As an allocation of municipal resources, it would have made perfect fodder for de Blasio’s “Tale of Two Cities” campaign. It is a glittering bauble for waterfront developers in a city where residents—most of them much further from Manhattan—endure the longest commutes in the nation.
The first question with any transit project should be: Who will ride it? The coalition of real estate interests who proposed the streetcar envision its ridership reaching 15.8 million trips per year by 2035. Their most optimistic prediction, then, is that this streetcar will have as many riders in two decades as the bus routes on Fordham Road and Utica Avenue have today.
If you add up all the weekday ridership of the seven Brooklyn-Queens waterfront buses running today, which together cover a good deal of land beyond the streetcar route, the total would barely crack the top ten city buses.
Per mile of route, the project makes for an even worse comparison: The Fordham Road and Utica buses are twice as busy today as the proposed streetcar could be in twenty years.
Forget the comparisons for a moment. Another problem with the route is the route itself. It doesn’t connect to the L train and comes nowhere near the J/M/Z station at Marcy Avenue. For riders from Red Hook or the Navy Yard area, the proposed Downtown Brooklyn branch will be a less convenient link to the subway than current bus connections.
And there are some major administrative problems. Because it is envisioned as a city project, the streetcar would offer no transfer to MTA buses and subways. It's unclear if the streetcar will have a dedicated right-of-way, which would be a political nightmare to implement. Without one, it will be slower than a bus in traffic.

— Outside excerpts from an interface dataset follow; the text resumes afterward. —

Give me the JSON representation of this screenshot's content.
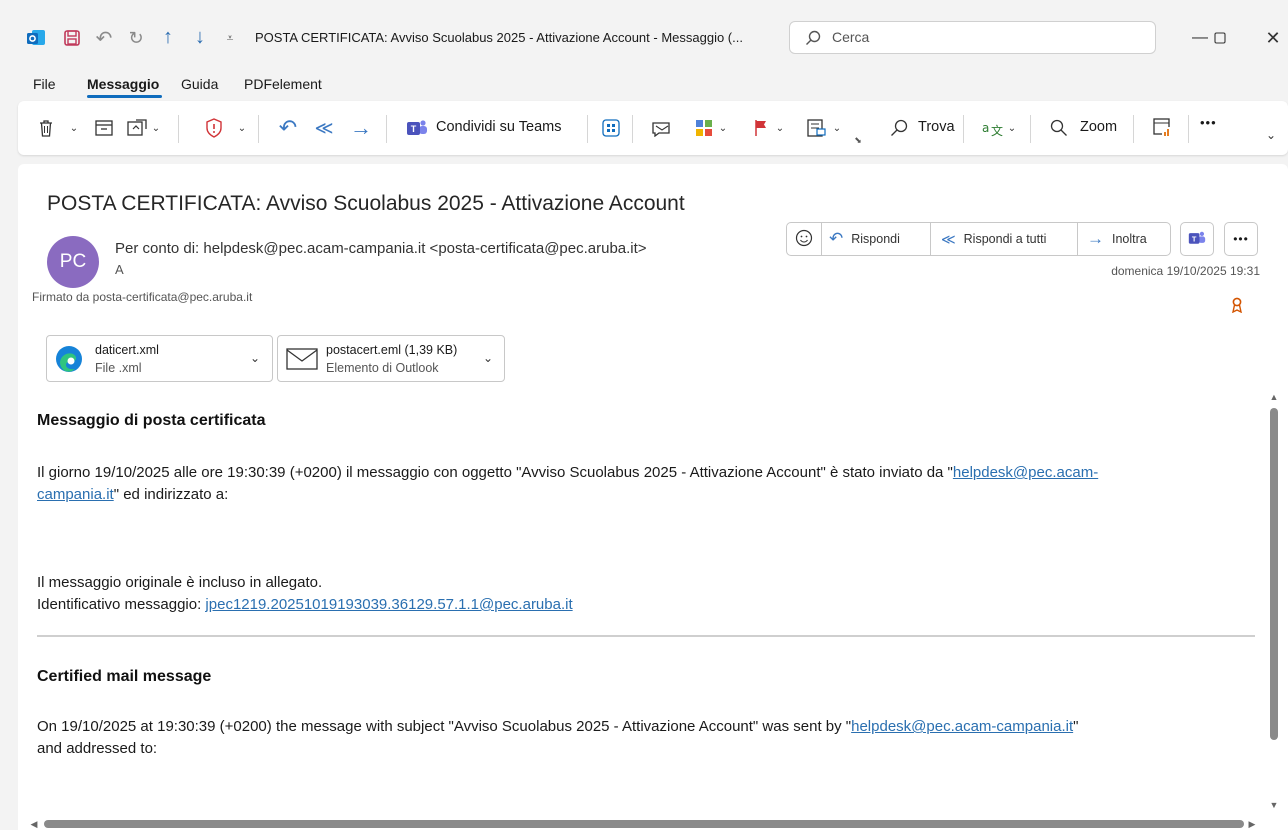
{
  "window": {
    "title": "POSTA CERTIFICATA: Avviso Scuolabus 2025 - Attivazione Account  -  Messaggio (...",
    "search_placeholder": "Cerca"
  },
  "menu": {
    "tabs": [
      {
        "label": "File"
      },
      {
        "label": "Messaggio"
      },
      {
        "label": "Guida"
      },
      {
        "label": "PDFelement"
      }
    ]
  },
  "ribbon": {
    "share_teams_label": "Condividi su Teams",
    "find_label": "Trova",
    "zoom_label": "Zoom",
    "more_label": "•••"
  },
  "message": {
    "subject": "POSTA CERTIFICATA: Avviso Scuolabus 2025 - Attivazione Account",
    "avatar_initials": "PC",
    "from": "Per conto di: helpdesk@pec.acam-campania.it <posta-certificata@pec.aruba.it>",
    "to_label": "A",
    "signed_by": "Firmato da   posta-certificata@pec.aruba.it",
    "date": "domenica 19/10/2025 19:31",
    "actions": {
      "reply": "Rispondi",
      "reply_all": "Rispondi a tutti",
      "forward": "Inoltra"
    }
  },
  "attachments": [
    {
      "name": "daticert.xml",
      "type": "File .xml"
    },
    {
      "name": "postacert.eml (1,39 KB)",
      "type": "Elemento di Outlook"
    }
  ],
  "body": {
    "it_heading": "Messaggio di posta certificata",
    "it_p1_a": "Il giorno 19/10/2025 alle ore 19:30:39 (+0200) il messaggio con oggetto \"Avviso Scuolabus 2025 - Attivazione Account\" è stato inviato da \"",
    "it_p1_link_a": "helpdesk@pec.acam-",
    "it_p1_link_b": "campania.it",
    "it_p1_b": "\" ed indirizzato a:",
    "it_p2": "Il messaggio originale è incluso in allegato.",
    "it_p3_label": "Identificativo messaggio: ",
    "it_p3_link": "jpec1219.20251019193039.36129.57.1.1@pec.aruba.it",
    "en_heading": "Certified mail message",
    "en_p1_a": "On 19/10/2025 at 19:30:39 (+0200) the message with subject \"Avviso Scuolabus 2025 - Attivazione Account\" was sent by \"",
    "en_p1_link": "helpdesk@pec.acam-campania.it",
    "en_p1_b": "\"",
    "en_p1_c": "and addressed to:"
  },
  "colors": {
    "accent": "#0f6cbd",
    "avatar": "#8a6bc0",
    "link": "#2a6fb0",
    "flag": "#d13438"
  }
}
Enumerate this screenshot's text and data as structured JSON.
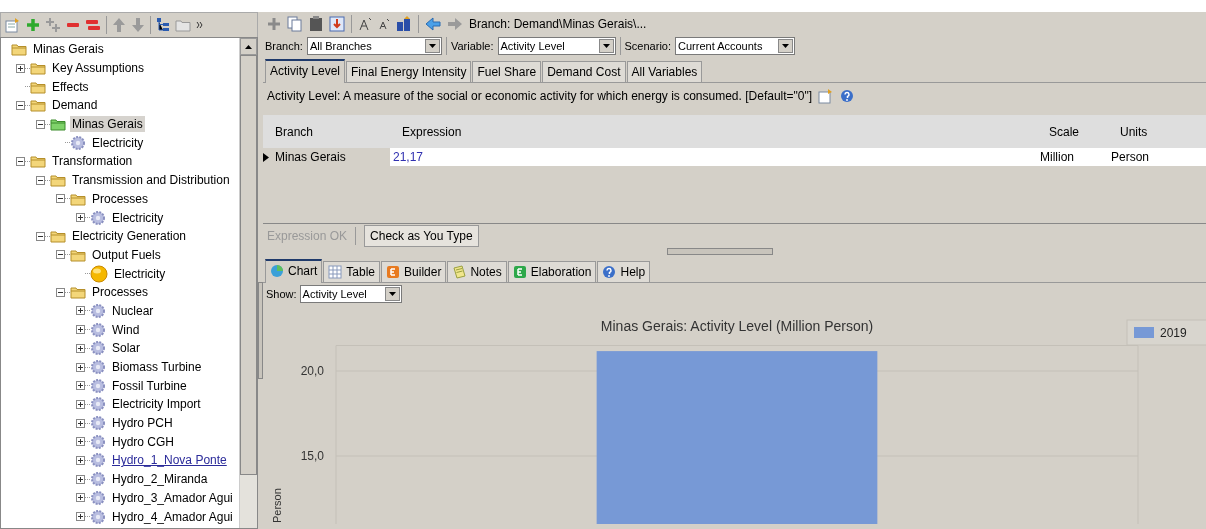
{
  "tree": {
    "items": [
      {
        "label": "Minas Gerais",
        "kind": "folder",
        "children": [
          {
            "label": "Key Assumptions",
            "kind": "folder",
            "expanded": false
          },
          {
            "label": "Effects",
            "kind": "folder"
          },
          {
            "label": "Demand",
            "kind": "folder",
            "expanded": true,
            "children": [
              {
                "label": "Minas Gerais",
                "kind": "folder",
                "selected": true,
                "expanded": true,
                "children": [
                  {
                    "label": "Electricity",
                    "kind": "gear"
                  }
                ]
              }
            ]
          },
          {
            "label": "Transformation",
            "kind": "folder",
            "expanded": true,
            "children": [
              {
                "label": "Transmission and Distribution",
                "kind": "folder",
                "expanded": true,
                "children": [
                  {
                    "label": "Processes",
                    "kind": "folder",
                    "expanded": true,
                    "children": [
                      {
                        "label": "Electricity",
                        "kind": "gear",
                        "expanded": false
                      }
                    ]
                  }
                ]
              },
              {
                "label": "Electricity Generation",
                "kind": "folder",
                "expanded": true,
                "children": [
                  {
                    "label": "Output Fuels",
                    "kind": "folder",
                    "expanded": true,
                    "children": [
                      {
                        "label": "Electricity",
                        "kind": "fuel"
                      }
                    ]
                  },
                  {
                    "label": "Processes",
                    "kind": "folder",
                    "expanded": true,
                    "children": [
                      {
                        "label": "Nuclear",
                        "kind": "gear",
                        "expanded": false
                      },
                      {
                        "label": "Wind",
                        "kind": "gear",
                        "expanded": false
                      },
                      {
                        "label": "Solar",
                        "kind": "gear",
                        "expanded": false
                      },
                      {
                        "label": "Biomass Turbine",
                        "kind": "gear",
                        "expanded": false
                      },
                      {
                        "label": "Fossil Turbine",
                        "kind": "gear",
                        "expanded": false
                      },
                      {
                        "label": "Electricity Import",
                        "kind": "gear",
                        "expanded": false
                      },
                      {
                        "label": "Hydro PCH",
                        "kind": "gear",
                        "expanded": false
                      },
                      {
                        "label": "Hydro CGH",
                        "kind": "gear",
                        "expanded": false
                      },
                      {
                        "label": "Hydro_1_Nova Ponte",
                        "kind": "gear",
                        "expanded": false,
                        "hovered": true
                      },
                      {
                        "label": "Hydro_2_Miranda",
                        "kind": "gear",
                        "expanded": false
                      },
                      {
                        "label": "Hydro_3_Amador Agui",
                        "kind": "gear",
                        "expanded": false
                      },
                      {
                        "label": "Hydro_4_Amador Agui",
                        "kind": "gear",
                        "expanded": false
                      }
                    ]
                  }
                ]
              }
            ]
          }
        ]
      }
    ]
  },
  "breadcrumb": "Branch: Demand\\Minas Gerais\\...",
  "filters": [
    {
      "label": "Branch:",
      "value": "All Branches"
    },
    {
      "label": "Variable:",
      "value": "Activity Level"
    },
    {
      "label": "Scenario:",
      "value": "Current Accounts"
    }
  ],
  "variable_tabs": [
    {
      "label": "Activity Level",
      "selected": true
    },
    {
      "label": "Final Energy Intensity",
      "selected": false
    },
    {
      "label": "Fuel Share",
      "selected": false
    },
    {
      "label": "Demand Cost",
      "selected": false
    },
    {
      "label": "All Variables",
      "selected": false
    }
  ],
  "description": "Activity Level: A measure of the social or economic activity for which energy is consumed. [Default=\"0\"]",
  "table": {
    "columns": [
      "Branch",
      "Expression",
      "Scale",
      "Units"
    ],
    "rows": [
      {
        "branch": "Minas Gerais",
        "expression": "21,17",
        "scale": "Million",
        "units": "Person",
        "current": true
      }
    ]
  },
  "status": {
    "message": "Expression OK",
    "check_button": "Check as You Type"
  },
  "view_tabs": [
    {
      "label": "Chart",
      "kind": "chart",
      "selected": true
    },
    {
      "label": "Table",
      "kind": "table",
      "selected": false
    },
    {
      "label": "Builder",
      "kind": "builder",
      "selected": false
    },
    {
      "label": "Notes",
      "kind": "notes",
      "selected": false
    },
    {
      "label": "Elaboration",
      "kind": "elaboration",
      "selected": false
    },
    {
      "label": "Help",
      "kind": "help",
      "selected": false
    }
  ],
  "show": {
    "label": "Show:",
    "value": "Activity Level"
  },
  "chart_data": {
    "type": "bar",
    "title": "Minas Gerais: Activity Level (Million Person)",
    "ylabel": "Person",
    "ylim": [
      0,
      21.5
    ],
    "yticks": [
      {
        "value": 15,
        "label": "15,0"
      },
      {
        "value": 20,
        "label": "20,0"
      }
    ],
    "series": [
      {
        "name": "2019",
        "color": "#7799d6",
        "values": [
          21.17
        ]
      }
    ]
  }
}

For riders who want to travel long distances on the route, it will be very slow indeed. Boosters estimated the trip from Dumbo to Greenpoint would take 27 minutes. That’s not even a ten-minute improvement over the existing, circuitous subway route. The longer your trip, the worse the streetcar will measure up. And it’s not even clear that there’s anyone who wants to ride between Astoria and Dumbo or Red Hook and Long Island City on a regular basis. The MTA released a group of priority Brooklyn transit routes in 2009, and this wasn’t one of them.
For those who do want such an option—physically and administratively disconnected from subways—there’s a ferry coming your way. At least the boats won’t get stuck in traffic.
Mayor de Blasio delivering his State of the City speech in the Bronx last night (Getty Images)
To the extent this streetcar boosts property values and induces waterfront development that would not have otherwise occurred, it could generate some of its own funding. But Sunset Park, Red Hook, Cobble Hill, Dumbo, North Williamsburg, Greenpoint, Long Island City and Astoria are already some of the hottest neighborhoods in New York City for new development.
Real estate investors hardly need any further incentive to build there—even without a streetcar, almost all those neighborhoods should grow to fill their zoning envelopes, and could grow more. These neighborhoods are also the site of the city’s fiercest NIMBY battles. A streetcar will not lessen Red Hook’s opposition to a nursing home, or Cobble Hill’s to residential towers at the Long Island College Hospital site. If you think it will convince waterfront communities to allow more, taller buildings, I've got a transportation improvement to Manhattan to sell you.
If the streetcar ran free from traffic, attracted the expected ridership, and produced a tremendous building boom on New York’s waterfront—raising property taxes so much that it paid for itself—it would be a worthy project. It would certainly be a better than several other regional proposals: The PATH extension to Newark, for example, or Governor Cuomo’s poorly considered plan to build an AirTrain to LaGuardia Airport.
Yet it’s likely New York City will end up paying, and the opportunity cost is large. With that kind of money, the city could vastly expand and improve its Select Bus Service routes, which serve hundreds of thousands of daily commuters. And why shouldn’t straphangers on the city’s busiest bus routes deserve the dignity of rail? As Ben Fried writes on Streetsblog, there are seven distinct areas of Brooklyn and Queens with higher population densities than San Francisco that are more than a half-mile (and sometimes much further) from a subway. The East River waterfront isn’t among them.
It feels petty to decry a transit project on the grounds that there is still so much else to do. That perfectionism can be reductive, because flawed projects are often better than no project at all. But that shouldn’t be the choice we have to make, because there are better ideas out there—and hundreds of thousands of desperate commuters, none of them hypothetical or projected, that could use the help.
The streetcar will sap de Blasio’s financial and political strength to support a Utica Avenue subway extension. And it all but precludes the possibility of him pushing for a far more worthy, and more equitable, Brooklyn-Queens transit project: the Tri-Borough RX. The tracks are there. The riders are there. The subway connections are there.
And nobody along its route, which arcs from the Brooklyn Army Terminal through Brooklyn College, Broadway Junction, Ridgewood, and Jackson Heights, will be taking a ferry to work anytime soon.
Henry Grabar is a writer in New York. You can read more of his work here.